Which is ironic, because AI has actually been with us for decades, not months. People have been thinking about the relationship between people and machines going all the way back to ancient times, and process automation goes back to the early 20th century. Frank Chen, a partner at Andreessen Horowitz, does a great job discussing the origins of modern AI in AI, Machine Learning, and Deep Learning: A Primer. He notes that in the Summer of 1956, a group of computer scientists came together as the Dartmouth Summer Research Project on Artificial Intelligence to program computers to behave like humans.

“Expert systems” – a form of AI – emerged in the late 70s and really took off in the 80s and allowed a person to create encoded rulesets to automate specific tasks. Airlines are one example of how they used expert systems to help with ticket pricing and trip provisioning.

This core focus of AI – understanding exactly how something is done, turning these steps and actions into rules, and computerizing them – governed the discipline until recently. So what’s so different now about AI, and how does it need to be incorporated into your thinking about process automation?

All along, a different variation of Artificial Intelligence– based on emulating the human brain and how it learns, or machine learning – co-existed with this rule-based school of AI. But optimizing machine learning struggled for many years from a lack of computing power, a lack of data, and a lack of resources. Obviously, all of that has now changed. All around us are examples of the triumph of machine learning and its potential to create exponentially greater possibilities than traditional rules-based approaches.

So as you consider this short history, what kinds of questions should you be asking about AI? In particular, how should you view AI in the context of automating the processing of documents? Learn about 5 questions to determine whether your AI solution for document automation is really intelligent.
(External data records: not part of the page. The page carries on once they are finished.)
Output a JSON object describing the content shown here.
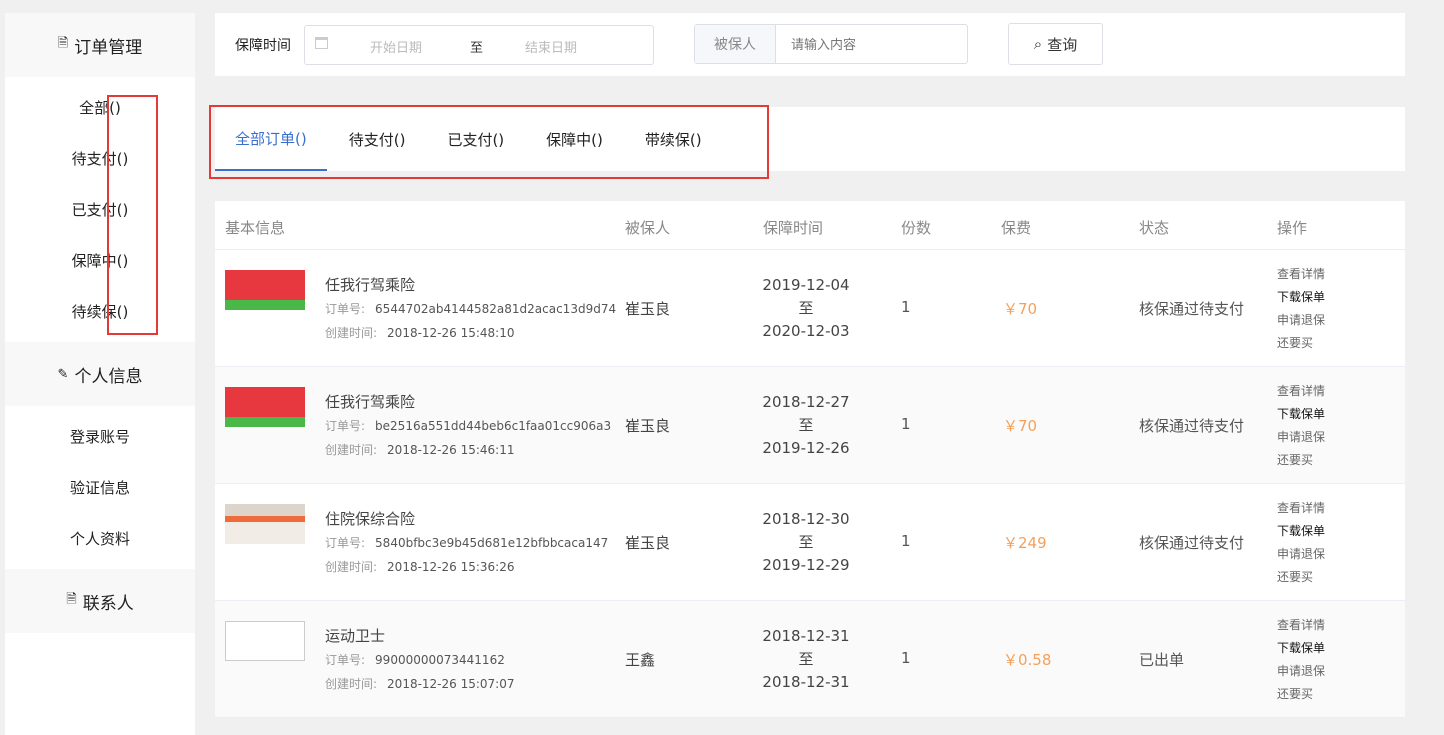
{
  "sidebar": {
    "sections": [
      {
        "title": "订单管理",
        "icon": "document-icon",
        "items": [
          "全部()",
          "待支付()",
          "已支付()",
          "保障中()",
          "待续保()"
        ]
      },
      {
        "title": "个人信息",
        "icon": "edit-icon",
        "items": [
          "登录账号",
          "验证信息",
          "个人资料"
        ]
      },
      {
        "title": "联系人",
        "icon": "document-icon",
        "items": []
      }
    ]
  },
  "filter": {
    "label": "保障时间",
    "start_placeholder": "开始日期",
    "separator": "至",
    "end_placeholder": "结束日期",
    "insured_label": "被保人",
    "insured_placeholder": "请输入内容",
    "query_label": "查询"
  },
  "tabs": [
    "全部订单()",
    "待支付()",
    "已支付()",
    "保障中()",
    "带续保()"
  ],
  "table": {
    "headers": [
      "基本信息",
      "被保人",
      "保障时间",
      "份数",
      "保费",
      "状态",
      "操作"
    ],
    "order_label": "订单号:",
    "created_label": "创建时间:",
    "to": "至",
    "actions": [
      "查看详情",
      "下载保单",
      "申请退保",
      "还要买"
    ],
    "rows": [
      {
        "product": "任我行驾乘险",
        "order_no": "6544702ab4144582a81d2acac13d9d74",
        "created": "2018-12-26 15:48:10",
        "insured": "崔玉良",
        "start": "2019-12-04",
        "end": "2020-12-03",
        "qty": "1",
        "premium": "￥70",
        "status": "核保通过待支付",
        "img": "car"
      },
      {
        "product": "任我行驾乘险",
        "order_no": "be2516a551dd44beb6c1faa01cc906a3",
        "created": "2018-12-26 15:46:11",
        "insured": "崔玉良",
        "start": "2018-12-27",
        "end": "2019-12-26",
        "qty": "1",
        "premium": "￥70",
        "status": "核保通过待支付",
        "img": "car"
      },
      {
        "product": "住院保综合险",
        "order_no": "5840bfbc3e9b45d681e12bfbbcaca147",
        "created": "2018-12-26 15:36:26",
        "insured": "崔玉良",
        "start": "2018-12-30",
        "end": "2019-12-29",
        "qty": "1",
        "premium": "￥249",
        "status": "核保通过待支付",
        "img": "hospital"
      },
      {
        "product": "运动卫士",
        "order_no": "99000000073441162",
        "created": "2018-12-26 15:07:07",
        "insured": "王鑫",
        "start": "2018-12-31",
        "end": "2018-12-31",
        "qty": "1",
        "premium": "￥0.58",
        "status": "已出单",
        "img": "empty"
      }
    ]
  }
}
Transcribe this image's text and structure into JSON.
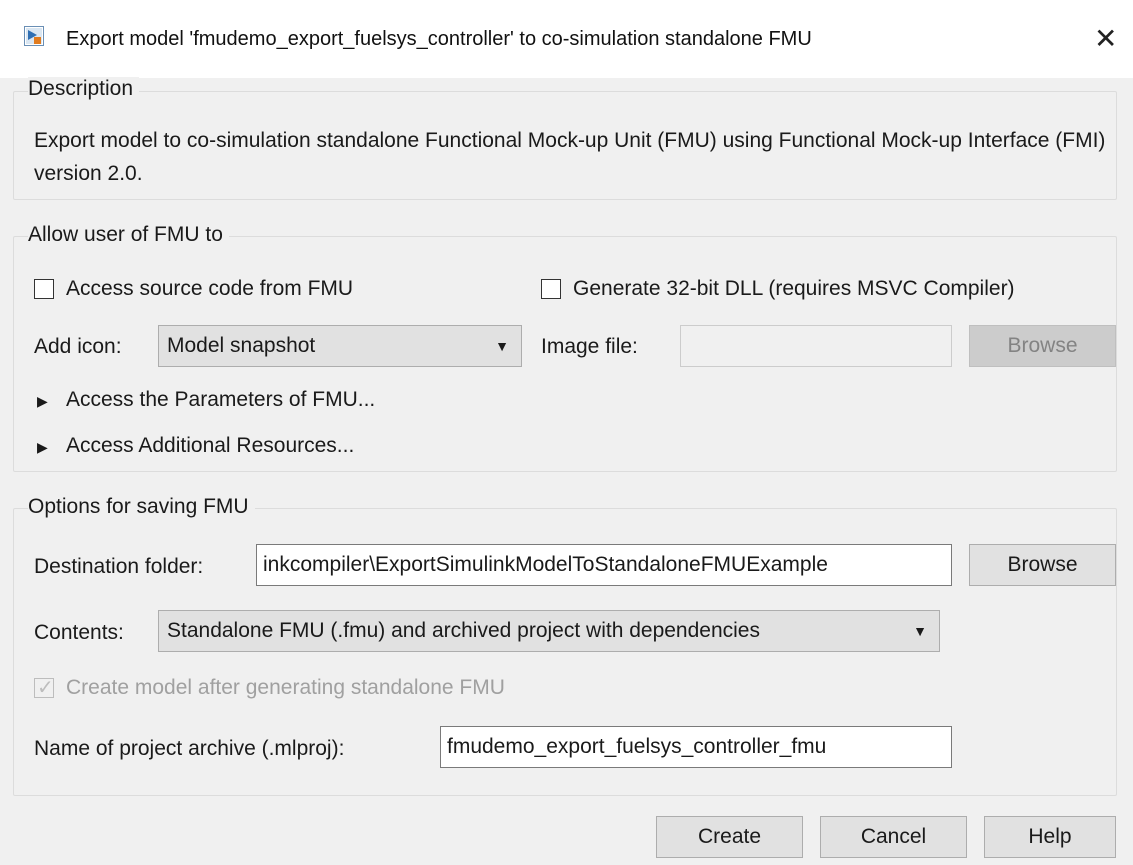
{
  "window": {
    "title": "Export model 'fmudemo_export_fuelsys_controller' to co-simulation standalone FMU",
    "close_glyph": "✕"
  },
  "description": {
    "legend": "Description",
    "text": "Export model to co-simulation standalone Functional Mock-up Unit (FMU) using Functional Mock-up Interface (FMI) version 2.0."
  },
  "allow": {
    "legend": "Allow user of FMU to",
    "access_source": {
      "label": "Access source code from FMU",
      "checked": false
    },
    "generate_32bit": {
      "label": "Generate 32-bit DLL (requires MSVC Compiler)",
      "checked": false
    },
    "add_icon_label": "Add icon:",
    "add_icon_value": "Model snapshot",
    "image_file_label": "Image file:",
    "image_file_value": "",
    "browse_label": "Browse",
    "params_expander": "Access the Parameters of FMU...",
    "resources_expander": "Access Additional Resources..."
  },
  "saving": {
    "legend": "Options for saving FMU",
    "destination_label": "Destination folder:",
    "destination_value": "inkcompiler\\ExportSimulinkModelToStandaloneFMUExample",
    "browse_label": "Browse",
    "contents_label": "Contents:",
    "contents_value": "Standalone FMU (.fmu) and archived project with dependencies",
    "create_model": {
      "label": "Create model after generating standalone FMU",
      "checked": true
    },
    "archive_label": "Name of project archive (.mlproj):",
    "archive_value": "fmudemo_export_fuelsys_controller_fmu"
  },
  "footer": {
    "create_label": "Create",
    "cancel_label": "Cancel",
    "help_label": "Help"
  }
}
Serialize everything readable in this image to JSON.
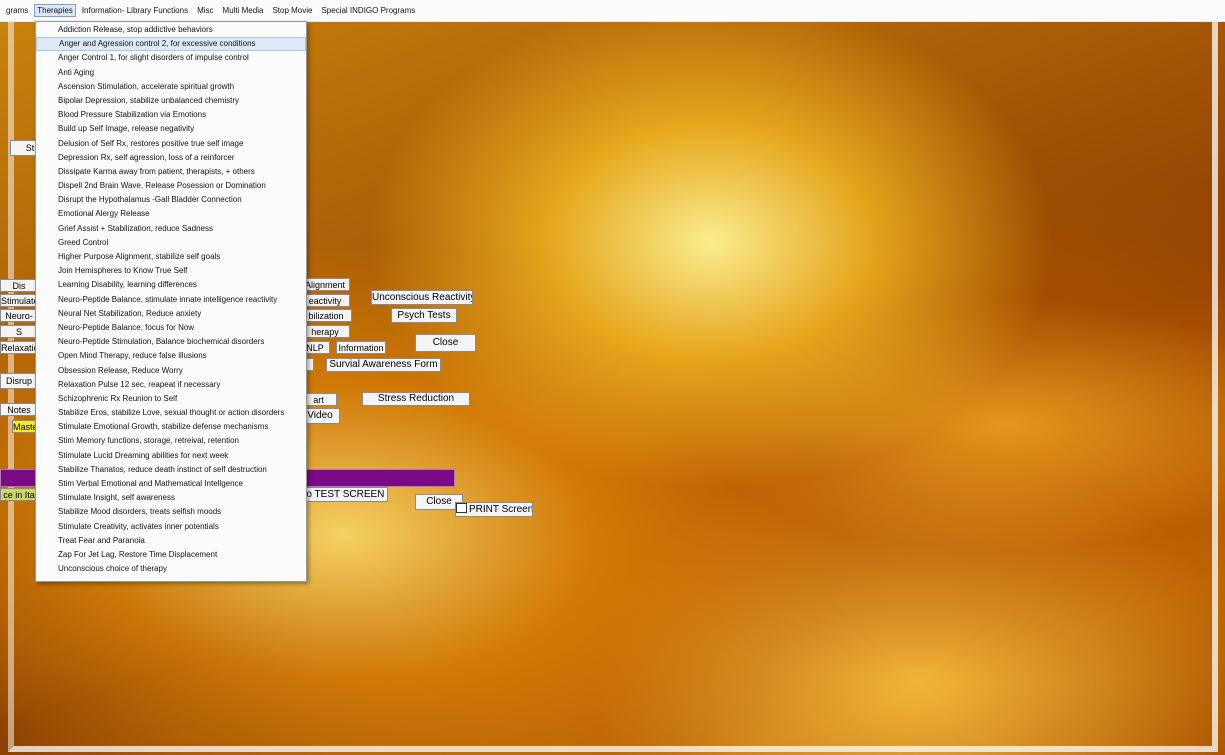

5 Questions to Determine Whether Your AI Solution is Really "Intelligent"

About John Mancini

John Mancini, president and CEO of AIIM, is an author, speaker, and respected leader of the AIIM global community of information professionals. He is a catalyst in social, mobile, cloud, and big data technology adoption and an advocate for the new generation of experts who are driving the future of information management. John predicts that the next three years will generate more change in the way we deploy enterprise technologies and whom we trust with this task than in the previous two decades. His passion about the evolution of information workers into information analysts spurred John to establish the Certified Information Professional (CIP) program to enable anyone, anywhere to benchmark and develop new and strategic skills. His commitment to education includes the continual development of leading-edge training and publishing of ongoing industry research to help guide new thinking. As a frequent keynote speaker, John offers his expertise on the transformational challenges and opportunities facing information professionals and attracts over 100,000 visitors annually to his blog Digital Landfill. He has published six e-book titles including “#OccupyIT — A Technology Manifesto for Cloud, Mobile and Social Era” and the popular “8 Things You Need to Know About” e-book series. He has a Klout score in the high 60s, is ranked #5 in online SharePoint influence by harmon.ie and #42 in the KnowledgeLake SharePoint Influencer50. John can be found on Twitter, LinkedIn and Facebook as jmancini77.